# Your objective:
Could you return all of the records exactly, minus their images?

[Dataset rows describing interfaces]
------------------------------------------------

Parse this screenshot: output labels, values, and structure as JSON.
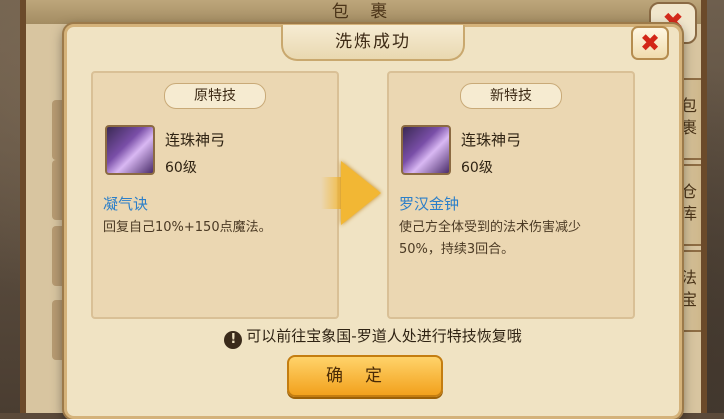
{
  "bag": {
    "title": "包 裹",
    "close": "✖",
    "tabs": [
      "包裹",
      "仓库",
      "法宝"
    ]
  },
  "dialog": {
    "title": "洗炼成功",
    "close": "✖",
    "left": {
      "label": "原特技",
      "item_name": "连珠神弓",
      "item_level": "60级",
      "skill_name": "凝气诀",
      "skill_desc": "回复自己10%+150点魔法。"
    },
    "right": {
      "label": "新特技",
      "item_name": "连珠神弓",
      "item_level": "60级",
      "skill_name": "罗汉金钟",
      "skill_desc": "使己方全体受到的法术伤害减少50%，持续3回合。"
    },
    "notice_icon": "!",
    "notice": "可以前往宝象国-罗道人处进行特技恢复哦",
    "confirm": "确定"
  }
}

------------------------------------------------

# Solution:
Parse this screenshot: output labels, values, and structure as JSON.
{
  "bag": {
    "title": "包 裹",
    "close": "✖",
    "tabs": [
      "包裹",
      "仓库",
      "法宝"
    ]
  },
  "dialog": {
    "title": "洗炼成功",
    "close": "✖",
    "left": {
      "label": "原特技",
      "item_name": "连珠神弓",
      "item_level": "60级",
      "skill_name": "凝气诀",
      "skill_desc": "回复自己10%+150点魔法。"
    },
    "right": {
      "label": "新特技",
      "item_name": "连珠神弓",
      "item_level": "60级",
      "skill_name": "罗汉金钟",
      "skill_desc": "使己方全体受到的法术伤害减少50%，持续3回合。"
    },
    "notice_icon": "!",
    "notice": "可以前往宝象国-罗道人处进行特技恢复哦",
    "confirm": "确定"
  }
}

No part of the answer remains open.